One-person households and couples without children also grew over the five years, increasing by 7,815 and 9,883 respectively.
There were 399,815 one-person households in total, of which 204,296 were female and 195,519 were male. The 62% of men who lived alone were single, with 13%widowed. Among women in this group, 74,725 were widowed, (37%), while 89,069 were single (44%).
The total number of families increased by 3.3%, to 1,218,370, over the five years to April 2016. Families are defined as couples with or without children, or one parent with children.
While husband, wife and children remained the most common family type – accounting for almost half of all families in Ireland – the largest increase was among married couples without children which accounted for 17,282 of the total increase of 39,160; cohabiting couples with children increased by 15,318.
The total number of children in families increased by 56,626 (3.5%) to 1,682,600 in 2016. The long-running decline in the number of children per family has levelled off.
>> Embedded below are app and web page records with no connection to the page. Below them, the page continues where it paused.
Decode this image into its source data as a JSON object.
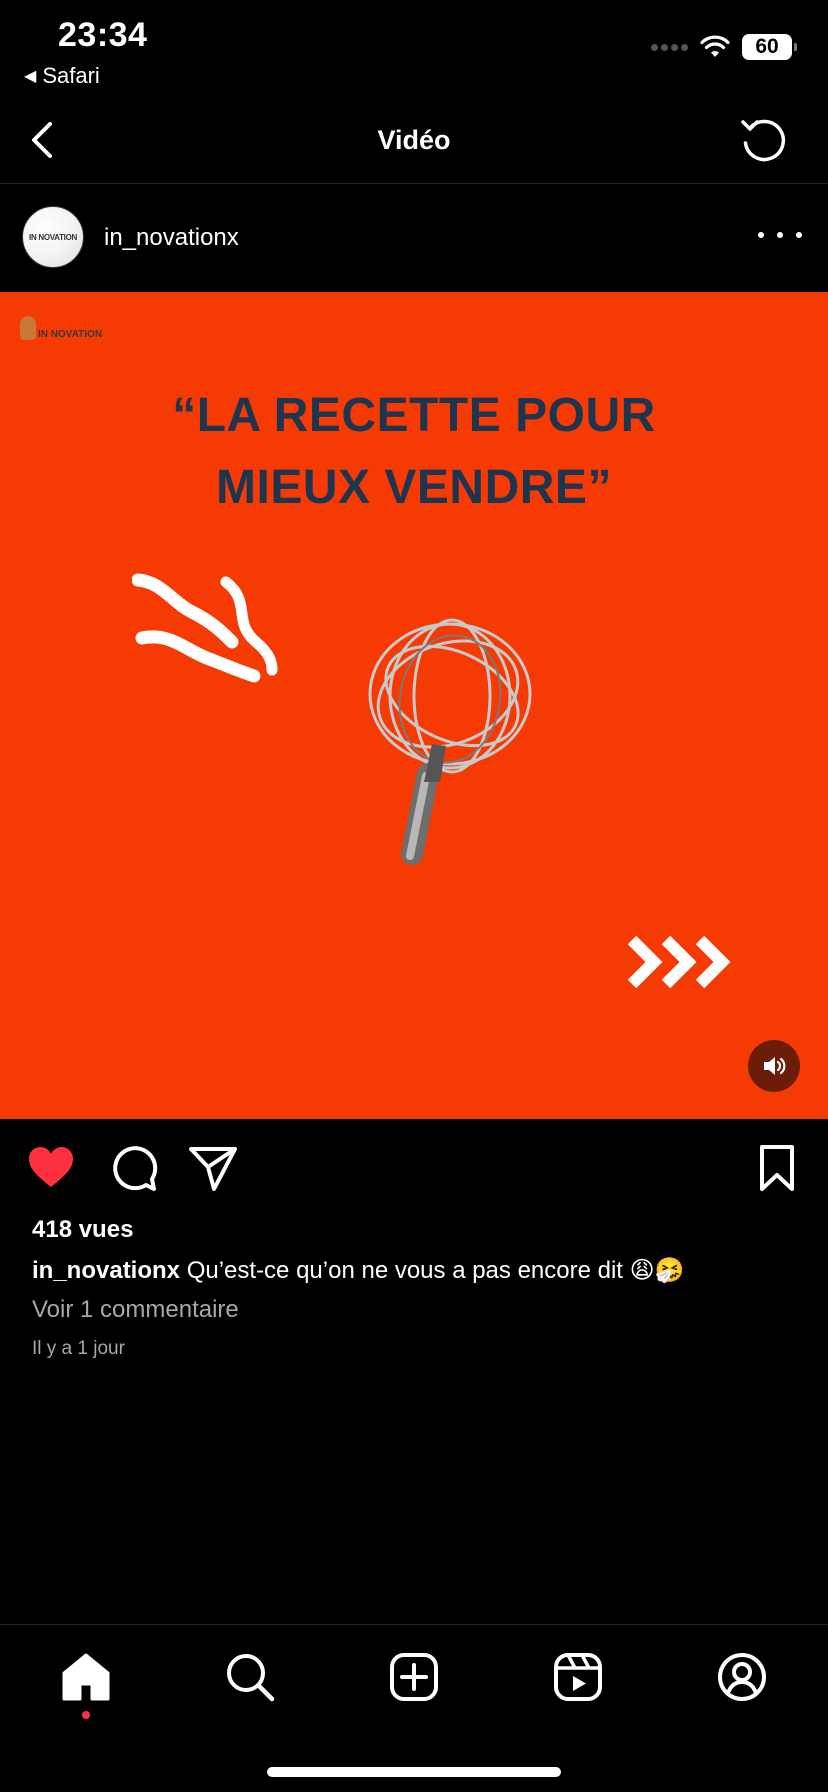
{
  "status_bar": {
    "time": "23:34",
    "back_app": "Safari",
    "battery": "60"
  },
  "header": {
    "title": "Vidéo"
  },
  "post": {
    "username": "in_novationx",
    "avatar_text": "IN NOVATION",
    "video": {
      "logo_text": "IN NOVATION",
      "headline_line1": "“LA RECETTE POUR",
      "headline_line2": "MIEUX VENDRE”",
      "background_color": "#f53a04",
      "headline_color": "#1e3550"
    },
    "views": "418 vues",
    "caption_user": "in_novationx",
    "caption_text": "Qu’est-ce qu’on ne vous a pas encore dit 😩🤧",
    "view_comments": "Voir 1 commentaire",
    "time_ago": "Il y a 1 jour",
    "liked": true
  },
  "colors": {
    "like": "#ff3040",
    "muted_text": "#a8a8a8"
  },
  "icons": {
    "back": "chevron-left-icon",
    "refresh": "refresh-icon",
    "more": "more-icon",
    "sound": "speaker-icon",
    "like": "heart-icon",
    "comment": "comment-icon",
    "share": "send-icon",
    "save": "bookmark-icon",
    "tabs": [
      "home-icon",
      "search-icon",
      "create-icon",
      "reels-icon",
      "profile-icon"
    ]
  }
}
The average number of children in each family was 1.38, the same as in 2011. In 2006 it was 1.41.
There were 1,697,665 permanent housing units occupied at the time of the census, an increase of 48,257 units (2.9 %) on 2011.
Detached houses comprised 42.1% of the total (715,133) and remained the most popular dwelling type, increasing by 15,264. Semi-detached houses increased by 15,297 (3.3%) and accounted for 471,948 dwellings.
Purpose built flats and apartments have shown the largest increase – rising from 149,921 in 2011 to 172,096 in 2016, an increase of 14.8% or 22,175 units.
Some 497,000 households in Ireland were renting on census night 2016. This is an increase of 22,323 since Census 2011, when 474,788 households were renting.
The biggest increases in the number of renters were in Cavan (up 12.8%) and Kilkenny (up 11.2%). The decline in bedsit renting continued. Just under 2,800 households – 0.6% of the rental market – were renting bedsits.
Since 2011, the average weekly rent paid across the country grew by 14.8% to €156. Households living in private rented purpose built flats and apartments paid the highest rent at an average of €229 per week. In contrast, households renting a bedsit from a private landlord paid a much lower average rent at €125 per week.
Today’s report launch is the first of 13 summary and electronic reports of statistics from the 2016 Census. Themed releases on issues such as vacant houses, homelessness and diversity will be published in the coming weeks and months.
All images: CSO